EXERCISE — Repeat exactly, and only, the lines from the one containing "Parse this screenshot: output" through the last line of the data below.

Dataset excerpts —
┄┄┄┄┄┄┄┄┄┄┄┄┄┄┄┄┄┄┄┄
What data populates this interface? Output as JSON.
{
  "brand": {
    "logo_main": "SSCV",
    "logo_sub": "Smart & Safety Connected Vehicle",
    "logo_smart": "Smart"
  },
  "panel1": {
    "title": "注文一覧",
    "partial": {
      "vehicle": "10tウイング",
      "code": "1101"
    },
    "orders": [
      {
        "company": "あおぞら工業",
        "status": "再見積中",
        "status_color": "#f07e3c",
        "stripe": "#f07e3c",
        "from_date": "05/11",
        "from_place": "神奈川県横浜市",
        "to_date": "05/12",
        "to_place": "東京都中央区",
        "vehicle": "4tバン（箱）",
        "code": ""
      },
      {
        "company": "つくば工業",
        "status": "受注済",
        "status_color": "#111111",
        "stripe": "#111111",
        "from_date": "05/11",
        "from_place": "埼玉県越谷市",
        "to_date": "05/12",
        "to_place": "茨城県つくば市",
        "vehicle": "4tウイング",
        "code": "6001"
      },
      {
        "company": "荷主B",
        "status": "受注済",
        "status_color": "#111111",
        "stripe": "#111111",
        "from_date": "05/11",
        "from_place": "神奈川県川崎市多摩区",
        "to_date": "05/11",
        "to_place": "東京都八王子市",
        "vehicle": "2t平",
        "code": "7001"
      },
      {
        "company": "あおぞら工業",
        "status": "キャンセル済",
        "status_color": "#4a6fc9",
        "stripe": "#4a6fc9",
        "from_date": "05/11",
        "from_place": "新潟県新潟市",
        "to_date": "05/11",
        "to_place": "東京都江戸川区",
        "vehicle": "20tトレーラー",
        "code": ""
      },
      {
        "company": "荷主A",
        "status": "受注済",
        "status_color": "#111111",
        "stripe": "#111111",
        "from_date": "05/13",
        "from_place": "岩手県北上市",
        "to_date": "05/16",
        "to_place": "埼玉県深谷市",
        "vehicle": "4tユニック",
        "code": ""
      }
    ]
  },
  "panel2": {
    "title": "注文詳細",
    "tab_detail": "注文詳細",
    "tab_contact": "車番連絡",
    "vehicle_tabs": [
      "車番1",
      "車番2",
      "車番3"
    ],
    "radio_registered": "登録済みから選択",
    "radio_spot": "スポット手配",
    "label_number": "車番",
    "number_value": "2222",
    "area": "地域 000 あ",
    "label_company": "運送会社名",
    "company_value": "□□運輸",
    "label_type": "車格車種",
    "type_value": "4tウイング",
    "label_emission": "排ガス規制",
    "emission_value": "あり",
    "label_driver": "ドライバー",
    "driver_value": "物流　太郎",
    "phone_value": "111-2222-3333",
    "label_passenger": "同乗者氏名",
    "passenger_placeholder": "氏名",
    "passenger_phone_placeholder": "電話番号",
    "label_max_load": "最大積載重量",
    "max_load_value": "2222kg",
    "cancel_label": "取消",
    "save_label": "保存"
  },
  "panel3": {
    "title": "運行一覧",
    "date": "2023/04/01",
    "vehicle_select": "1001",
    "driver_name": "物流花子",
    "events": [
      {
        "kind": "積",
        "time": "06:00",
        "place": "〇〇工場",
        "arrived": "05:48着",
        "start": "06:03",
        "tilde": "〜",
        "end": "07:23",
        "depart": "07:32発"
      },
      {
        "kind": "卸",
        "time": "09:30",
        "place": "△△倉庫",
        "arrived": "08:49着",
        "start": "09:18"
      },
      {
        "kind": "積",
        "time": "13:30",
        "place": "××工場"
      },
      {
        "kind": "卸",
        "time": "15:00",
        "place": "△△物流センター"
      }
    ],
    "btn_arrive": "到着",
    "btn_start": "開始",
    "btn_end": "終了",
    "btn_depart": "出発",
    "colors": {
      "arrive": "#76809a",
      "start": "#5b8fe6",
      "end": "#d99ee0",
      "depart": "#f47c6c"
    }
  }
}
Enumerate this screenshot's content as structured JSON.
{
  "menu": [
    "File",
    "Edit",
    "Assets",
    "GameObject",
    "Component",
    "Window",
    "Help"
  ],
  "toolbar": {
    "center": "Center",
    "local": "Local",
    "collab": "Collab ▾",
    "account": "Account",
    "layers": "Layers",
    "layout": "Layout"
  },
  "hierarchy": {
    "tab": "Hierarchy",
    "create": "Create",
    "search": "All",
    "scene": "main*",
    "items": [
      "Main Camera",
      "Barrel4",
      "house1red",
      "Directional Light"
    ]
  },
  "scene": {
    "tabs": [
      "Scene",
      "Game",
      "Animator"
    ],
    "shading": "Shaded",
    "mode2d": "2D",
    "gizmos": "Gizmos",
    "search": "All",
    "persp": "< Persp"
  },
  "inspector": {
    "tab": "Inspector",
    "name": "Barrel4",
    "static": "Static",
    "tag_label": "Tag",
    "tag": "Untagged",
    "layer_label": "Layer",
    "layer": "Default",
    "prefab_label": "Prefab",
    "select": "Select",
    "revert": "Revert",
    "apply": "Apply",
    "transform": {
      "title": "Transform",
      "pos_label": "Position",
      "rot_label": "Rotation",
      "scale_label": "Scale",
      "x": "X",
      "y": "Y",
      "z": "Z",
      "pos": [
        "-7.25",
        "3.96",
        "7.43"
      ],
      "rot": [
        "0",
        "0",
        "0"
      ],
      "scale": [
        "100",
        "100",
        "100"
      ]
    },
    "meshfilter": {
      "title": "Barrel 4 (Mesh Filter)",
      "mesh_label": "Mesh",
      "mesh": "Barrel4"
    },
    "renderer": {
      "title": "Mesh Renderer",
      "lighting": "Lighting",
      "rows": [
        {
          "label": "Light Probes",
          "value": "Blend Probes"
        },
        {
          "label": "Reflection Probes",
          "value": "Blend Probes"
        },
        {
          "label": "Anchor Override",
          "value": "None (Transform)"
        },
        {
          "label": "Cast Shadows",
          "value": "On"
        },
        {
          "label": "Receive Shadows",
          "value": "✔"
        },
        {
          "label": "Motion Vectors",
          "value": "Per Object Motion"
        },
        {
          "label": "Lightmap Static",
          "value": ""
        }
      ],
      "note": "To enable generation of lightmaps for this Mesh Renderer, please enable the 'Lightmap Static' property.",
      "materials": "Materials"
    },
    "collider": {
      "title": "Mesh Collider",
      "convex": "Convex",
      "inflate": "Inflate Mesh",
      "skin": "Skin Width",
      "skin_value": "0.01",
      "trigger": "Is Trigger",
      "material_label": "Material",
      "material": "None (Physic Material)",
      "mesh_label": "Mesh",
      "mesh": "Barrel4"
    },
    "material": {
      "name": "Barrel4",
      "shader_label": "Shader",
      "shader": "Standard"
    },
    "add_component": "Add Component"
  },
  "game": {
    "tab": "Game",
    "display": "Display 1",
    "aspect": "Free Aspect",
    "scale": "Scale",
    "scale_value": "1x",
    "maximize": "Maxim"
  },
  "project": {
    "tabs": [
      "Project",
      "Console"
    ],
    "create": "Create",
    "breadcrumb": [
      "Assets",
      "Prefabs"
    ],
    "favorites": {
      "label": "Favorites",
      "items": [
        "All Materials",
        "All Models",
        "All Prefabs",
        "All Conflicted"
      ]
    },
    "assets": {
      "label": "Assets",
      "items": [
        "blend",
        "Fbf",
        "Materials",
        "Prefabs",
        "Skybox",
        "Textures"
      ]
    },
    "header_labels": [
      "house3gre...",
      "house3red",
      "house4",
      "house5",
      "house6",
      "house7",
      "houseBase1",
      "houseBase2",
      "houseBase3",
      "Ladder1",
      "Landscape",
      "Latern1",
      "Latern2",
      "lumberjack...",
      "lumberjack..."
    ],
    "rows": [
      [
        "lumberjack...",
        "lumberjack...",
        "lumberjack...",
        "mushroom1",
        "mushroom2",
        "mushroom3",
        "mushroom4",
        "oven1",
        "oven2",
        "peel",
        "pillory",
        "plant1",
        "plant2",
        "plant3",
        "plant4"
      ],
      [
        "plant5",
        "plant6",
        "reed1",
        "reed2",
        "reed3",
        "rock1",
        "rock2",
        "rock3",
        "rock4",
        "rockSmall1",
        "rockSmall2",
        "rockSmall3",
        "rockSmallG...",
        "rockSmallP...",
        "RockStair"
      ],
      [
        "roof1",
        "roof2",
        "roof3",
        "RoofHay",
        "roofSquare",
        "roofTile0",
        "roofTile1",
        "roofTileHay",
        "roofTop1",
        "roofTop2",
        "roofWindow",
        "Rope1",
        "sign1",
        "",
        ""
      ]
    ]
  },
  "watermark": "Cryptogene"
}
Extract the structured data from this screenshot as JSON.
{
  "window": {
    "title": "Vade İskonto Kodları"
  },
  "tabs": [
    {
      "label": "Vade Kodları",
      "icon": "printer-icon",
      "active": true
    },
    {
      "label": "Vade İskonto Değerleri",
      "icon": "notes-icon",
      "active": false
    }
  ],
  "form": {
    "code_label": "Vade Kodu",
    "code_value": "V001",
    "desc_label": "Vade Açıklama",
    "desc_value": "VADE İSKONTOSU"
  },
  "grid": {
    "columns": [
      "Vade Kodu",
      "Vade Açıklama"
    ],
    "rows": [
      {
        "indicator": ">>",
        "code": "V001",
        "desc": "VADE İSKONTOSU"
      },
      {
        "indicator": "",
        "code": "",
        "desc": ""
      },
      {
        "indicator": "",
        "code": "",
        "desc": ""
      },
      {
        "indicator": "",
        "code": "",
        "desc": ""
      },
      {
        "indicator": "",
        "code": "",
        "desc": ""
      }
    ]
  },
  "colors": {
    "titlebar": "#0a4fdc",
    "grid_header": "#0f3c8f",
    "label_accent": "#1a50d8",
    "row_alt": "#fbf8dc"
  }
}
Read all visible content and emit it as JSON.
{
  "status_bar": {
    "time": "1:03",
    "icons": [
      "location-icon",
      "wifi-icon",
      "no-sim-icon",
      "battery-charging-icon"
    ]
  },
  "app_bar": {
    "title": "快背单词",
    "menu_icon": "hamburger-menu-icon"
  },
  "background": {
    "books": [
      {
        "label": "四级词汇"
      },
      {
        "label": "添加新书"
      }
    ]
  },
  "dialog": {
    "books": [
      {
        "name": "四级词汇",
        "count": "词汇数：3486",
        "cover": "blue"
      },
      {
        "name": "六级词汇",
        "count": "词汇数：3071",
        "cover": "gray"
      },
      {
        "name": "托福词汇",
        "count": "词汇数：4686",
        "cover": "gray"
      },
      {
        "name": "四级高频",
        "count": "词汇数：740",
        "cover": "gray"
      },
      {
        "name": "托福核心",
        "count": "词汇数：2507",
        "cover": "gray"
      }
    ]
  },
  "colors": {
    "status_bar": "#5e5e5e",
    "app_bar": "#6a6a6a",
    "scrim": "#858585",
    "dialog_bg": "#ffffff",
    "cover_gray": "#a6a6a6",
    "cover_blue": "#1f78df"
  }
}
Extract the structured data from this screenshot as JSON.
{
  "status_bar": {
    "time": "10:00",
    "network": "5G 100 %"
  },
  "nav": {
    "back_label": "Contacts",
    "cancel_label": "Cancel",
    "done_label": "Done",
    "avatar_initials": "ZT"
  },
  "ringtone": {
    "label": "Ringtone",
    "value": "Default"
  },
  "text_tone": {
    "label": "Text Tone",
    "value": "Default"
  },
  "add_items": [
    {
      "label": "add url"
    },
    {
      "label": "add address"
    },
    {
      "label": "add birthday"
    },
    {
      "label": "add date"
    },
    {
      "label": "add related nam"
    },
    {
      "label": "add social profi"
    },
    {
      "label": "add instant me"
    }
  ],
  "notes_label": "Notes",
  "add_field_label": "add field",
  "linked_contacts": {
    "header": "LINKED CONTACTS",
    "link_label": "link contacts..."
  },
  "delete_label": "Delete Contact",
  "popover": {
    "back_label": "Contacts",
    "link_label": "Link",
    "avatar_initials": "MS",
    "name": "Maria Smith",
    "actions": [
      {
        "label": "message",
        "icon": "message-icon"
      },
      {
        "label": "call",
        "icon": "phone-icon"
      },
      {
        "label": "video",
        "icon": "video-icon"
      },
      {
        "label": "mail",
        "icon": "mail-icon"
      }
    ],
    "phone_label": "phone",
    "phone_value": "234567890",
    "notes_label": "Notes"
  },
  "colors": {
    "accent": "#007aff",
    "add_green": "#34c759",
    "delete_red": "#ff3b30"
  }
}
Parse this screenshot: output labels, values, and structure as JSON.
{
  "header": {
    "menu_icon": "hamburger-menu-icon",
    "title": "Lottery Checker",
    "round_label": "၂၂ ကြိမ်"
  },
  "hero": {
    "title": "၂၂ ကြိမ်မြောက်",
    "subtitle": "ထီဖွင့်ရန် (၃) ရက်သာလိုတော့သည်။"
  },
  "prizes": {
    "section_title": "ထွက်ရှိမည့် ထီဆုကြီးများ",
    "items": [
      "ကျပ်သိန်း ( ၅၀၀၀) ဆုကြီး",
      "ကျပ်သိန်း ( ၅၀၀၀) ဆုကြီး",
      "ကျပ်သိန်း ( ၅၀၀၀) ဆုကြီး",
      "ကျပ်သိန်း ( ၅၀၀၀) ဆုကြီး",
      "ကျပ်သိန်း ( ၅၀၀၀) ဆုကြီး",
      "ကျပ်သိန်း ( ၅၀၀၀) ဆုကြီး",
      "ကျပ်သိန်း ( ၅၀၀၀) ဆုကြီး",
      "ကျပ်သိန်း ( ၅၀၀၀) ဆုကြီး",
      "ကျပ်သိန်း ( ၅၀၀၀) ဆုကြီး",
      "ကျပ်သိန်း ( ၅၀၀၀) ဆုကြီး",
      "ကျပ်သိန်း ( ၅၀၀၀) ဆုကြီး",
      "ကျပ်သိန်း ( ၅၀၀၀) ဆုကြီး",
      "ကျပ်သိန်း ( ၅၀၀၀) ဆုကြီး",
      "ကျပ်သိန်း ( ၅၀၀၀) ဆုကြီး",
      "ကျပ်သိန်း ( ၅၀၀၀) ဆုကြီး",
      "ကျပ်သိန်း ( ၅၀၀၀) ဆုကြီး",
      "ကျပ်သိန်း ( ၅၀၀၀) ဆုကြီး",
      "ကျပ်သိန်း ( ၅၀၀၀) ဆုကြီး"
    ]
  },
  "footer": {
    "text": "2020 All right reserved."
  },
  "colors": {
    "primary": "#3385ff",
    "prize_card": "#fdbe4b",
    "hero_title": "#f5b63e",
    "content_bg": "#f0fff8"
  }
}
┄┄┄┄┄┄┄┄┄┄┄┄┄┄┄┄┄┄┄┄
OUTPUT FOR THIS TASK —
Parse this screenshot: output labels, values, and structure as JSON.
{
  "header": {
    "menu_icon": "hamburger-menu-icon",
    "title": "Lottery Checker",
    "round_label": "၂၂ ကြိမ်"
  },
  "hero": {
    "title": "၂၂ ကြိမ်မြောက်",
    "subtitle": "ထီဖွင့်ရန် (၃) ရက်သာလိုတော့သည်။"
  },
  "prizes": {
    "section_title": "ထွက်ရှိမည့် ထီဆုကြီးများ",
    "items": [
      "ကျပ်သိန်း ( ၅၀၀၀) ဆုကြီး",
      "ကျပ်သိန်း ( ၅၀၀၀) ဆုကြီး",
      "ကျပ်သိန်း ( ၅၀၀၀) ဆုကြီး",
      "ကျပ်သိန်း ( ၅၀၀၀) ဆုကြီး",
      "ကျပ်သိန်း ( ၅၀၀၀) ဆုကြီး",
      "ကျပ်သိန်း ( ၅၀၀၀) ဆုကြီး",
      "ကျပ်သိန်း ( ၅၀၀၀) ဆုကြီး",
      "ကျပ်သိန်း ( ၅၀၀၀) ဆုကြီး",
      "ကျပ်သိန်း ( ၅၀၀၀) ဆုကြီး",
      "ကျပ်သိန်း ( ၅၀၀၀) ဆုကြီး",
      "ကျပ်သိန်း ( ၅၀၀၀) ဆုကြီး",
      "ကျပ်သိန်း ( ၅၀၀၀) ဆုကြီး",
      "ကျပ်သိန်း ( ၅၀၀၀) ဆုကြီး",
      "ကျပ်သိန်း ( ၅၀၀၀) ဆုကြီး",
      "ကျပ်သိန်း ( ၅၀၀၀) ဆုကြီး",
      "ကျပ်သိန်း ( ၅၀၀၀) ဆုကြီး",
      "ကျပ်သိန်း ( ၅၀၀၀) ဆုကြီး",
      "ကျပ်သိန်း ( ၅၀၀၀) ဆုကြီး"
    ]
  },
  "footer": {
    "text": "2020 All right reserved."
  },
  "colors": {
    "primary": "#3385ff",
    "prize_card": "#fdbe4b",
    "hero_title": "#f5b63e",
    "content_bg": "#f0fff8"
  }
}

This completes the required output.